the government is preparing to launch negotiations with rebels in the north. the biggest concern is that as long as fighters from neighboring countries could return, although they enjoyed little support among the local population. >> also in july, a multinational u.n. peacekeeping force is supposed to gradually take over from the french. their troops seem to have ousted the rebels and are now securing the north, but nobody here can say if the situation will remain peaceful. most likely, german soldiers will take part in that mission. if they do, they might be in for a rough ride. >> one of the u.s. women rescued this week after being held cash bid for a decade has celebrated a joyous homecoming. >> felice escorted gina dejesus back to her old neighborhood in cleveland, ohio. crowds of well-wishers greeted her with cheers and balloons. although she was covered by a lime-green jacket, dejesus gave a thumbs-up to the crowd.

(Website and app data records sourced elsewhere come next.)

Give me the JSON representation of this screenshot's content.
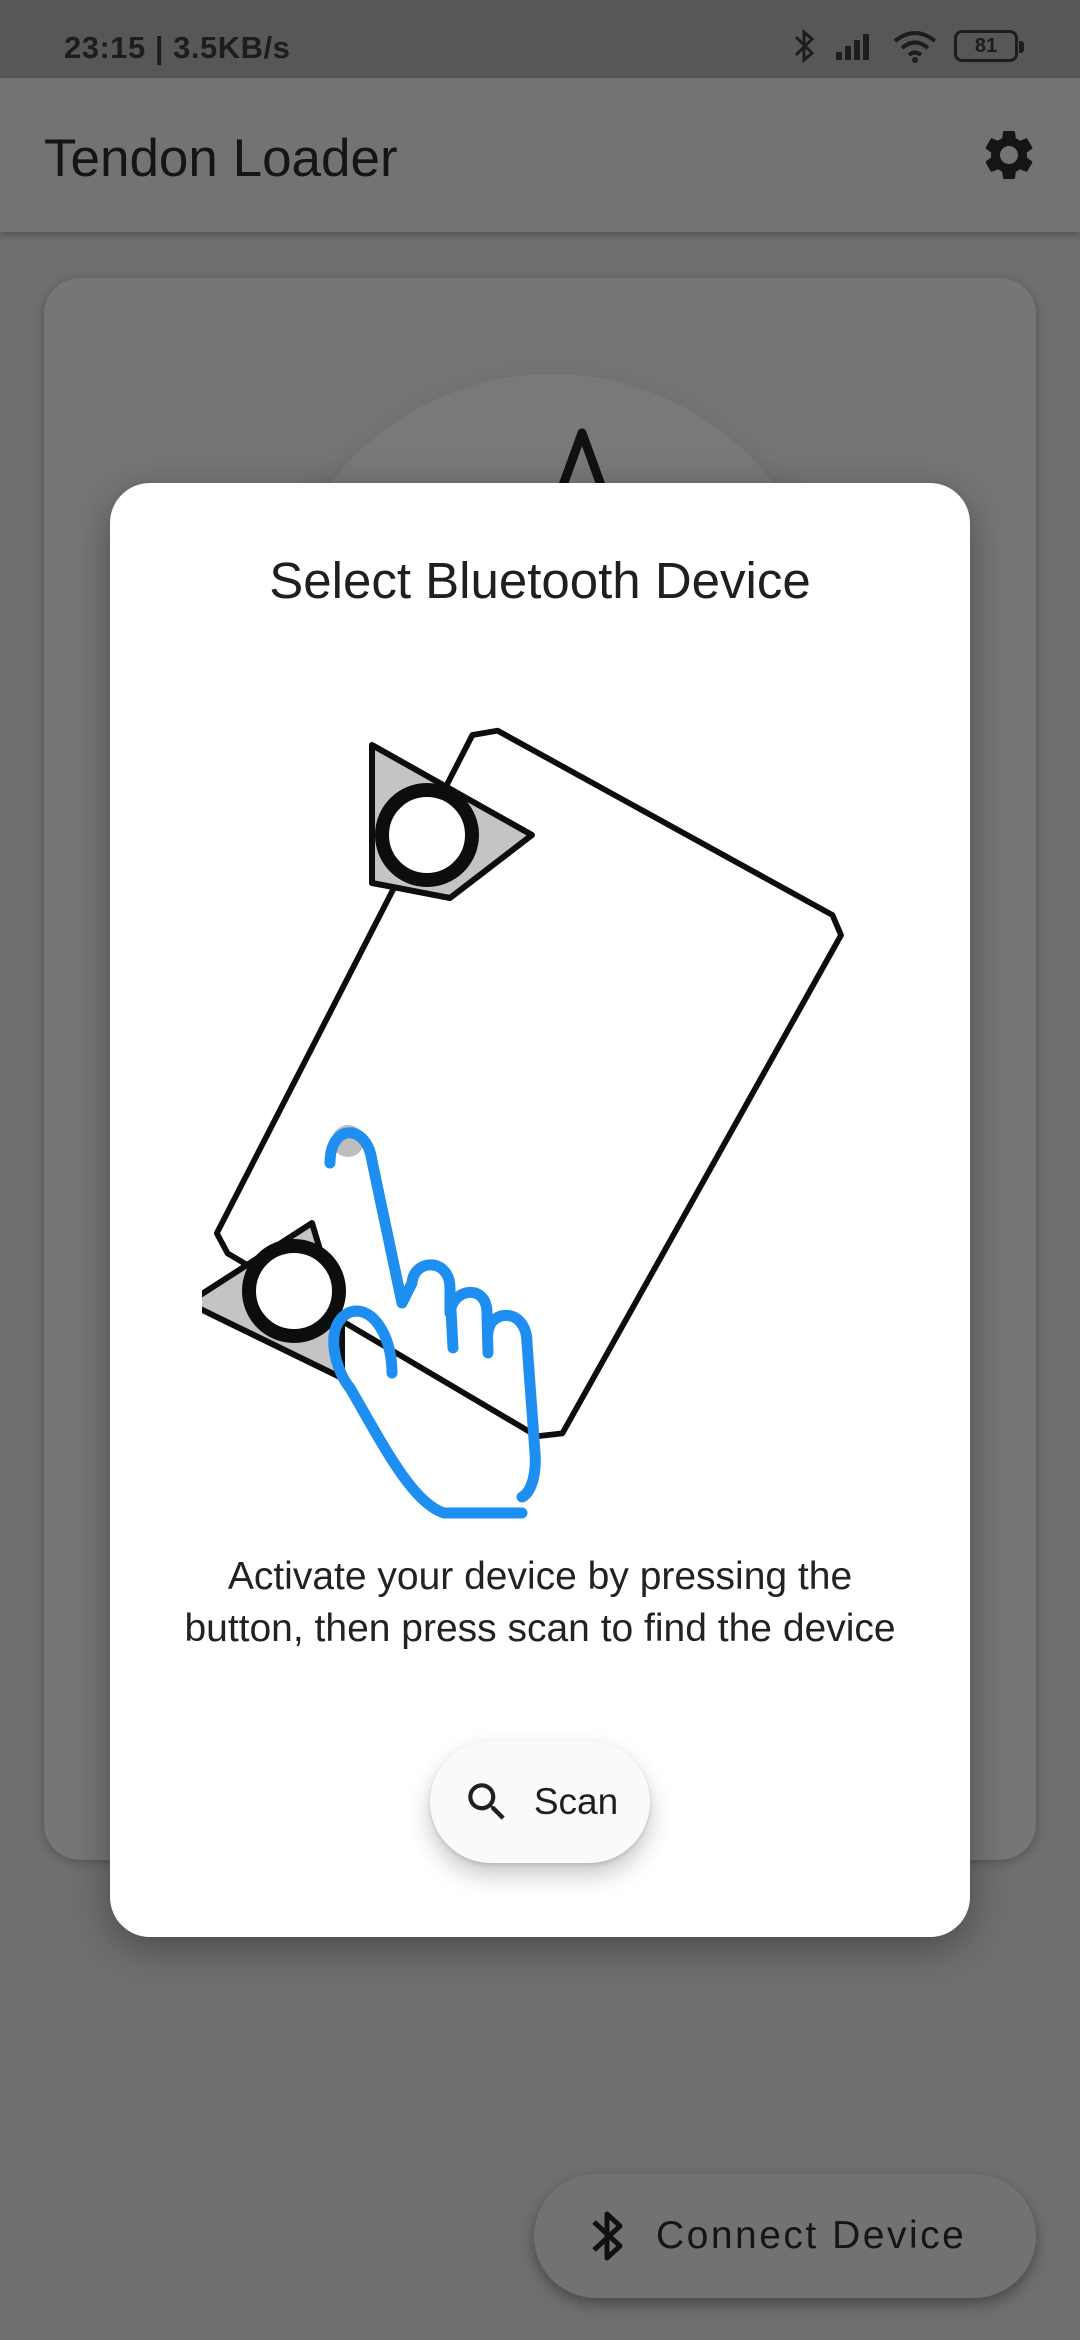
{
  "status_bar": {
    "time": "23:15 | 3.5KB/s",
    "battery": "81",
    "icons": [
      "bluetooth-icon",
      "signal-icon",
      "wifi-icon",
      "battery-icon"
    ]
  },
  "app_bar": {
    "title": "Tendon Loader",
    "settings_icon": "gear-icon"
  },
  "dialog": {
    "title": "Select Bluetooth Device",
    "message": "Activate your device by pressing the button, then press scan to find the device",
    "scan_label": "Scan",
    "scan_icon": "search-icon",
    "illustration": "hand-pressing-device-button"
  },
  "fab": {
    "label": "Connect Device",
    "icon": "bluetooth-icon"
  },
  "colors": {
    "accent_blue": "#1e8ff0",
    "scrim": "#6f6f6f",
    "dialog_bg": "#ffffff"
  }
}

another of the captives, amanda berry, returned to her sister's home earlier in the day. in a moment, we will be taking a look at the reopening of a major museum in munich. >> first, here's a look at some of the other news in brief. in britain, queen elizabeth has outlined the government's plans for the coming year in a traditional speech marking the opening of parliament. in " -- it includes curbing integration and welfare payments and developing infrastructure. the economy has suffered two recessions, and recovery has been sluggish. >> at the parade has been held in paris to commemorate the end of the second world war in europe. the german army surrendered to allied forces on may 8, 1945. >> the united nations says it is working to secure the immediate and safe release of four filipino peacekeepers.
a local group has claimed responsibility for their abduction. the same group kidnapped 15 peacekeepers earlier this year. >> one of munich's most celebrated galleries has got a bit of a makeover. the museum first opened in 1929. >> renovations have been going on for the past four years, so munich art lovers have been feeling deprived. now, the works are back on display with some new additions. and that is created has dubbed it were a win. at the end of the 19th century, the painter had the house built as a florentine-style villa complete with an idyllic garden.
it became a museum in 1929. in the 1950's, when artists give the museum 1000 artworks painted by herself and other members of the blue rider expressionist group. it now holds the world's biggest collection of the works. the museum's curators have always expected with newt -- experimented with new ways of presenting exhibits. exhibition rooms have feature brightly painted walls. now the works are displayed against a backdrop of japanese flittering foam while others are surrounded by black silk. >> we believe the intensity and liveliness of the colors, which themselves have a certain physicality and substance, our enhanced much more by these backdrops than they would be by painted walls. >> other highlights of the museum collection include
exhibits by classic and contemporary artists, which can often be found here side by side. thanks to an endowment, the museum has also acquired the love swings. the architect behind the expansion and renovations, norman foster, wanted to retain their original character, and he succeeded. but more conservative visitors may still find that the facade of his ultramodern extension takes some getting used to. >> big house full of wild ideas. >> pretty nice. >> do not forget, you can check out more information on our website, dw.de. >> more news for you at the top of the hour. captioned by the national captioning institute --www.ncicap.org--